Source records

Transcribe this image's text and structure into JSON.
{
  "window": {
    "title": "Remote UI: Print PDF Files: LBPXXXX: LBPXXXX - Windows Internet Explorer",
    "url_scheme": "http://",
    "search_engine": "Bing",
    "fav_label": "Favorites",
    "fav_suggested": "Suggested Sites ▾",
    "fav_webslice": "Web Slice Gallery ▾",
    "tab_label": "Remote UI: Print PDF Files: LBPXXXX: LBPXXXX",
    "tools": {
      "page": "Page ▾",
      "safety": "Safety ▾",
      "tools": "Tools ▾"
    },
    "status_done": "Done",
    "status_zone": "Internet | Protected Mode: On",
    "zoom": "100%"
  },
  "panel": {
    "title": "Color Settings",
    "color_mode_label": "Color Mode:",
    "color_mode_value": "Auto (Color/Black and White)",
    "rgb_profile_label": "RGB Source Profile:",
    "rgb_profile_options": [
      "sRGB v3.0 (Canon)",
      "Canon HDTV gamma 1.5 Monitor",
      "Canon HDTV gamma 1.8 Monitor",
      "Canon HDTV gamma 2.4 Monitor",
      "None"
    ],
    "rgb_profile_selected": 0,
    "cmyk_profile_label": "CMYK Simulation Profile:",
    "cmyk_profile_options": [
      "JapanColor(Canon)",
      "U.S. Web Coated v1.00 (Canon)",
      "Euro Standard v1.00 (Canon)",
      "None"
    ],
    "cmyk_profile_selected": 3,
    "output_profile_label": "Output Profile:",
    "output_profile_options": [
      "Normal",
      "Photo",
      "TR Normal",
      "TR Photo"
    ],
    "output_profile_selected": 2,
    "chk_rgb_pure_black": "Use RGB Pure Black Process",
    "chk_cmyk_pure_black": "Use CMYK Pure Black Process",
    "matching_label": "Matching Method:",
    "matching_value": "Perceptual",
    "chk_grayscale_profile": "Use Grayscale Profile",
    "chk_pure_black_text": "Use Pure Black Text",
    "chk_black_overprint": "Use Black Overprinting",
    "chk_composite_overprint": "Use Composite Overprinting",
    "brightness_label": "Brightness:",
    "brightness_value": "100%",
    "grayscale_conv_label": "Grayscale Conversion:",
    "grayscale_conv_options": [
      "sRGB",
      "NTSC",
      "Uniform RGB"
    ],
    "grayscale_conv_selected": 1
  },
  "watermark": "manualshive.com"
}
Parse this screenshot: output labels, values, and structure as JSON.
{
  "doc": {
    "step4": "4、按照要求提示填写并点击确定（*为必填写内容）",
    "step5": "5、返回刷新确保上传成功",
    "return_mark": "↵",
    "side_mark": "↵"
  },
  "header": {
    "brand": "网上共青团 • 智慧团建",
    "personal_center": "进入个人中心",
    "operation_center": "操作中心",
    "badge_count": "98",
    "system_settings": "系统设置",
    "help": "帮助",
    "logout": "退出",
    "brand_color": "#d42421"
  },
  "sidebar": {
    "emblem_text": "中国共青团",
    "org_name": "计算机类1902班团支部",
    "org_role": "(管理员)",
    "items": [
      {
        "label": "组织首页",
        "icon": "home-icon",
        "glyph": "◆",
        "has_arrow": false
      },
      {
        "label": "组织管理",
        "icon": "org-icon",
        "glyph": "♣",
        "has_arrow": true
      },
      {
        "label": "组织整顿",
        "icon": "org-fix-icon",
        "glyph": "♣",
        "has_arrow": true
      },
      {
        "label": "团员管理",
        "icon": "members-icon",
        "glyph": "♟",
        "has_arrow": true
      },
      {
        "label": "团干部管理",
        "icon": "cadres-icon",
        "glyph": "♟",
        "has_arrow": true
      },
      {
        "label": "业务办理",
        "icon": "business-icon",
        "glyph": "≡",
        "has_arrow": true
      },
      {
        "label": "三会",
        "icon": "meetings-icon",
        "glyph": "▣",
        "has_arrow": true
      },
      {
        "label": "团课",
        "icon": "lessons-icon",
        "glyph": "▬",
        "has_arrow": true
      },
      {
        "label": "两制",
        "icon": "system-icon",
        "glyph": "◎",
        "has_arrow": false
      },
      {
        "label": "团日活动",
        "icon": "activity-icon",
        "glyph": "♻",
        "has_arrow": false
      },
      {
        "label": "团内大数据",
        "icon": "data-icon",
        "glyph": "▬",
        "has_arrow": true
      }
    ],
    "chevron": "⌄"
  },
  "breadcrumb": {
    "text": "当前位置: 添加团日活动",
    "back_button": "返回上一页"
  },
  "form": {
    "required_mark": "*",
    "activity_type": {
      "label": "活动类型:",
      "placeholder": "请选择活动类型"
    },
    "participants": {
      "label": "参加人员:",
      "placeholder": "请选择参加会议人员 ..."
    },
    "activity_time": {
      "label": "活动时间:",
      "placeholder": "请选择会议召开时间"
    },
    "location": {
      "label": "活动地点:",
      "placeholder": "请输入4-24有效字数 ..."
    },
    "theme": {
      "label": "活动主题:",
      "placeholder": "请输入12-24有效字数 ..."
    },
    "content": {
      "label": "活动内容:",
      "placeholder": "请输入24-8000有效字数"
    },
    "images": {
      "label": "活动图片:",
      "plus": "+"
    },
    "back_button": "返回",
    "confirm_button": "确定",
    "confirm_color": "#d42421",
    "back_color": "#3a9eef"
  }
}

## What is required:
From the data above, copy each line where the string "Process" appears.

## Response to the exercise:
    "chk_rgb_pure_black": "Use RGB Pure Black Process",
    "chk_cmyk_pure_black": "Use CMYK Pure Black Process",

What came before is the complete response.